[Collection entries]
--- --- ---

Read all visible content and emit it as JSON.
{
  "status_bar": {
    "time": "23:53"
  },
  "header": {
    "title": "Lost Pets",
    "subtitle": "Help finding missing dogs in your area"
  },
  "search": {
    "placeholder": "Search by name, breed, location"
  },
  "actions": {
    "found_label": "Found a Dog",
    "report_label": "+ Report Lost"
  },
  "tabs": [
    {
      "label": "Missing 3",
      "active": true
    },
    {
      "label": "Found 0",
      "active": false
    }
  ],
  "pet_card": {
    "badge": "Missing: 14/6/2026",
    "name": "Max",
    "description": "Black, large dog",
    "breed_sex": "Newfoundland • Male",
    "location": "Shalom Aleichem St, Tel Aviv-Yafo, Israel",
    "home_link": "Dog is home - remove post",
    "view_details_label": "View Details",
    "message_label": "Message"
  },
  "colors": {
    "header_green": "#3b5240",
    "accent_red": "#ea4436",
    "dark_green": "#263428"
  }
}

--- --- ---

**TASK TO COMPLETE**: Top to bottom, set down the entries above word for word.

**SOLUTION FOR THIS EXERCISE**:
Read all visible content and emit it as JSON.
{
  "status_bar": {
    "time": "23:53"
  },
  "header": {
    "title": "Lost Pets",
    "subtitle": "Help finding missing dogs in your area"
  },
  "search": {
    "placeholder": "Search by name, breed, location"
  },
  "actions": {
    "found_label": "Found a Dog",
    "report_label": "+ Report Lost"
  },
  "tabs": [
    {
      "label": "Missing 3",
      "active": true
    },
    {
      "label": "Found 0",
      "active": false
    }
  ],
  "pet_card": {
    "badge": "Missing: 14/6/2026",
    "name": "Max",
    "description": "Black, large dog",
    "breed_sex": "Newfoundland • Male",
    "location": "Shalom Aleichem St, Tel Aviv-Yafo, Israel",
    "home_link": "Dog is home - remove post",
    "view_details_label": "View Details",
    "message_label": "Message"
  },
  "colors": {
    "header_green": "#3b5240",
    "accent_red": "#ea4436",
    "dark_green": "#263428"
  }
}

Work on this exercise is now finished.